▸ WHAT IS NEEDED: Write out the data word for word, taking care that no picture is carried over.

**** PROVIDED RECORDS

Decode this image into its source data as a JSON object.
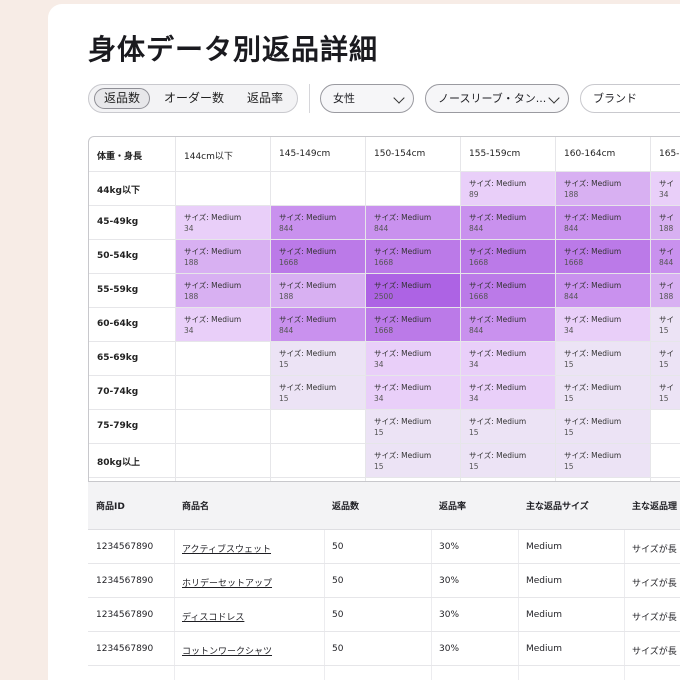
{
  "page_title": "身体データ別返品詳細",
  "segment": {
    "items": [
      "返品数",
      "オーダー数",
      "返品率"
    ],
    "active_index": 0
  },
  "filters": {
    "gender": "女性",
    "category": "ノースリーブ・タン...",
    "brand": "ブランド"
  },
  "matrix": {
    "corner_label": "体重・身長",
    "columns": [
      "144cm以下",
      "145-149cm",
      "150-154cm",
      "155-159cm",
      "160-164cm",
      "165-"
    ],
    "rows": [
      {
        "label": "44kg以下",
        "cells": [
          null,
          null,
          null,
          {
            "size": "サイズ: Medium",
            "count": "89",
            "level": 1
          },
          {
            "size": "サイズ: Medium",
            "count": "188",
            "level": 2
          },
          {
            "size": "サイ",
            "count": "34",
            "level": 1
          }
        ]
      },
      {
        "label": "45-49kg",
        "cells": [
          {
            "size": "サイズ: Medium",
            "count": "34",
            "level": 1
          },
          {
            "size": "サイズ: Medium",
            "count": "844",
            "level": 3
          },
          {
            "size": "サイズ: Medium",
            "count": "844",
            "level": 3
          },
          {
            "size": "サイズ: Medium",
            "count": "844",
            "level": 3
          },
          {
            "size": "サイズ: Medium",
            "count": "844",
            "level": 3
          },
          {
            "size": "サイ",
            "count": "188",
            "level": 2
          }
        ]
      },
      {
        "label": "50-54kg",
        "cells": [
          {
            "size": "サイズ: Medium",
            "count": "188",
            "level": 2
          },
          {
            "size": "サイズ: Medium",
            "count": "1668",
            "level": 4
          },
          {
            "size": "サイズ: Medium",
            "count": "1668",
            "level": 4
          },
          {
            "size": "サイズ: Medium",
            "count": "1668",
            "level": 4
          },
          {
            "size": "サイズ: Medium",
            "count": "1668",
            "level": 4
          },
          {
            "size": "サイ",
            "count": "844",
            "level": 3
          }
        ]
      },
      {
        "label": "55-59kg",
        "cells": [
          {
            "size": "サイズ: Medium",
            "count": "188",
            "level": 2
          },
          {
            "size": "サイズ: Medium",
            "count": "188",
            "level": 2
          },
          {
            "size": "サイズ: Medium",
            "count": "2500",
            "level": 5
          },
          {
            "size": "サイズ: Medium",
            "count": "1668",
            "level": 4
          },
          {
            "size": "サイズ: Medium",
            "count": "844",
            "level": 3
          },
          {
            "size": "サイ",
            "count": "188",
            "level": 2
          }
        ]
      },
      {
        "label": "60-64kg",
        "cells": [
          {
            "size": "サイズ: Medium",
            "count": "34",
            "level": 1
          },
          {
            "size": "サイズ: Medium",
            "count": "844",
            "level": 3
          },
          {
            "size": "サイズ: Medium",
            "count": "1668",
            "level": 4
          },
          {
            "size": "サイズ: Medium",
            "count": "844",
            "level": 3
          },
          {
            "size": "サイズ: Medium",
            "count": "34",
            "level": 1
          },
          {
            "size": "サイ",
            "count": "15",
            "level": 0
          }
        ]
      },
      {
        "label": "65-69kg",
        "cells": [
          null,
          {
            "size": "サイズ: Medium",
            "count": "15",
            "level": 0
          },
          {
            "size": "サイズ: Medium",
            "count": "34",
            "level": 1
          },
          {
            "size": "サイズ: Medium",
            "count": "34",
            "level": 1
          },
          {
            "size": "サイズ: Medium",
            "count": "15",
            "level": 0
          },
          {
            "size": "サイ",
            "count": "15",
            "level": 0
          }
        ]
      },
      {
        "label": "70-74kg",
        "cells": [
          null,
          {
            "size": "サイズ: Medium",
            "count": "15",
            "level": 0
          },
          {
            "size": "サイズ: Medium",
            "count": "34",
            "level": 1
          },
          {
            "size": "サイズ: Medium",
            "count": "34",
            "level": 1
          },
          {
            "size": "サイズ: Medium",
            "count": "15",
            "level": 0
          },
          {
            "size": "サイ",
            "count": "15",
            "level": 0
          }
        ]
      },
      {
        "label": "75-79kg",
        "cells": [
          null,
          null,
          {
            "size": "サイズ: Medium",
            "count": "15",
            "level": 0
          },
          {
            "size": "サイズ: Medium",
            "count": "15",
            "level": 0
          },
          {
            "size": "サイズ: Medium",
            "count": "15",
            "level": 0
          },
          null
        ]
      },
      {
        "label": "80kg以上",
        "cells": [
          null,
          null,
          {
            "size": "サイズ: Medium",
            "count": "15",
            "level": 0
          },
          {
            "size": "サイズ: Medium",
            "count": "15",
            "level": 0
          },
          {
            "size": "サイズ: Medium",
            "count": "15",
            "level": 0
          },
          null
        ]
      }
    ],
    "level_colors": [
      "#ece3f5",
      "#e9cff9",
      "#d8b0f2",
      "#c991ee",
      "#bb7ae8",
      "#ad63e4"
    ]
  },
  "table": {
    "headers": [
      "商品ID",
      "商品名",
      "返品数",
      "返品率",
      "主な返品サイズ",
      "主な返品理"
    ],
    "rows": [
      [
        "1234567890",
        "アクティブスウェット",
        "50",
        "30%",
        "Medium",
        "サイズが長"
      ],
      [
        "1234567890",
        "ホリデーセットアップ",
        "50",
        "30%",
        "Medium",
        "サイズが長"
      ],
      [
        "1234567890",
        "ディスコドレス",
        "50",
        "30%",
        "Medium",
        "サイズが長"
      ],
      [
        "1234567890",
        "コットンワークシャツ",
        "50",
        "30%",
        "Medium",
        "サイズが長"
      ]
    ]
  }
}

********

▸ RESULT BELOW:
Decode this image into its source data as a JSON object.
{
  "page_title": "身体データ別返品詳細",
  "segment": {
    "items": [
      "返品数",
      "オーダー数",
      "返品率"
    ],
    "active_index": 0
  },
  "filters": {
    "gender": "女性",
    "category": "ノースリーブ・タン...",
    "brand": "ブランド"
  },
  "matrix": {
    "corner_label": "体重・身長",
    "columns": [
      "144cm以下",
      "145-149cm",
      "150-154cm",
      "155-159cm",
      "160-164cm",
      "165-"
    ],
    "rows": [
      {
        "label": "44kg以下",
        "cells": [
          null,
          null,
          null,
          {
            "size": "サイズ: Medium",
            "count": "89",
            "level": 1
          },
          {
            "size": "サイズ: Medium",
            "count": "188",
            "level": 2
          },
          {
            "size": "サイ",
            "count": "34",
            "level": 1
          }
        ]
      },
      {
        "label": "45-49kg",
        "cells": [
          {
            "size": "サイズ: Medium",
            "count": "34",
            "level": 1
          },
          {
            "size": "サイズ: Medium",
            "count": "844",
            "level": 3
          },
          {
            "size": "サイズ: Medium",
            "count": "844",
            "level": 3
          },
          {
            "size": "サイズ: Medium",
            "count": "844",
            "level": 3
          },
          {
            "size": "サイズ: Medium",
            "count": "844",
            "level": 3
          },
          {
            "size": "サイ",
            "count": "188",
            "level": 2
          }
        ]
      },
      {
        "label": "50-54kg",
        "cells": [
          {
            "size": "サイズ: Medium",
            "count": "188",
            "level": 2
          },
          {
            "size": "サイズ: Medium",
            "count": "1668",
            "level": 4
          },
          {
            "size": "サイズ: Medium",
            "count": "1668",
            "level": 4
          },
          {
            "size": "サイズ: Medium",
            "count": "1668",
            "level": 4
          },
          {
            "size": "サイズ: Medium",
            "count": "1668",
            "level": 4
          },
          {
            "size": "サイ",
            "count": "844",
            "level": 3
          }
        ]
      },
      {
        "label": "55-59kg",
        "cells": [
          {
            "size": "サイズ: Medium",
            "count": "188",
            "level": 2
          },
          {
            "size": "サイズ: Medium",
            "count": "188",
            "level": 2
          },
          {
            "size": "サイズ: Medium",
            "count": "2500",
            "level": 5
          },
          {
            "size": "サイズ: Medium",
            "count": "1668",
            "level": 4
          },
          {
            "size": "サイズ: Medium",
            "count": "844",
            "level": 3
          },
          {
            "size": "サイ",
            "count": "188",
            "level": 2
          }
        ]
      },
      {
        "label": "60-64kg",
        "cells": [
          {
            "size": "サイズ: Medium",
            "count": "34",
            "level": 1
          },
          {
            "size": "サイズ: Medium",
            "count": "844",
            "level": 3
          },
          {
            "size": "サイズ: Medium",
            "count": "1668",
            "level": 4
          },
          {
            "size": "サイズ: Medium",
            "count": "844",
            "level": 3
          },
          {
            "size": "サイズ: Medium",
            "count": "34",
            "level": 1
          },
          {
            "size": "サイ",
            "count": "15",
            "level": 0
          }
        ]
      },
      {
        "label": "65-69kg",
        "cells": [
          null,
          {
            "size": "サイズ: Medium",
            "count": "15",
            "level": 0
          },
          {
            "size": "サイズ: Medium",
            "count": "34",
            "level": 1
          },
          {
            "size": "サイズ: Medium",
            "count": "34",
            "level": 1
          },
          {
            "size": "サイズ: Medium",
            "count": "15",
            "level": 0
          },
          {
            "size": "サイ",
            "count": "15",
            "level": 0
          }
        ]
      },
      {
        "label": "70-74kg",
        "cells": [
          null,
          {
            "size": "サイズ: Medium",
            "count": "15",
            "level": 0
          },
          {
            "size": "サイズ: Medium",
            "count": "34",
            "level": 1
          },
          {
            "size": "サイズ: Medium",
            "count": "34",
            "level": 1
          },
          {
            "size": "サイズ: Medium",
            "count": "15",
            "level": 0
          },
          {
            "size": "サイ",
            "count": "15",
            "level": 0
          }
        ]
      },
      {
        "label": "75-79kg",
        "cells": [
          null,
          null,
          {
            "size": "サイズ: Medium",
            "count": "15",
            "level": 0
          },
          {
            "size": "サイズ: Medium",
            "count": "15",
            "level": 0
          },
          {
            "size": "サイズ: Medium",
            "count": "15",
            "level": 0
          },
          null
        ]
      },
      {
        "label": "80kg以上",
        "cells": [
          null,
          null,
          {
            "size": "サイズ: Medium",
            "count": "15",
            "level": 0
          },
          {
            "size": "サイズ: Medium",
            "count": "15",
            "level": 0
          },
          {
            "size": "サイズ: Medium",
            "count": "15",
            "level": 0
          },
          null
        ]
      }
    ],
    "level_colors": [
      "#ece3f5",
      "#e9cff9",
      "#d8b0f2",
      "#c991ee",
      "#bb7ae8",
      "#ad63e4"
    ]
  },
  "table": {
    "headers": [
      "商品ID",
      "商品名",
      "返品数",
      "返品率",
      "主な返品サイズ",
      "主な返品理"
    ],
    "rows": [
      [
        "1234567890",
        "アクティブスウェット",
        "50",
        "30%",
        "Medium",
        "サイズが長"
      ],
      [
        "1234567890",
        "ホリデーセットアップ",
        "50",
        "30%",
        "Medium",
        "サイズが長"
      ],
      [
        "1234567890",
        "ディスコドレス",
        "50",
        "30%",
        "Medium",
        "サイズが長"
      ],
      [
        "1234567890",
        "コットンワークシャツ",
        "50",
        "30%",
        "Medium",
        "サイズが長"
      ]
    ]
  }
}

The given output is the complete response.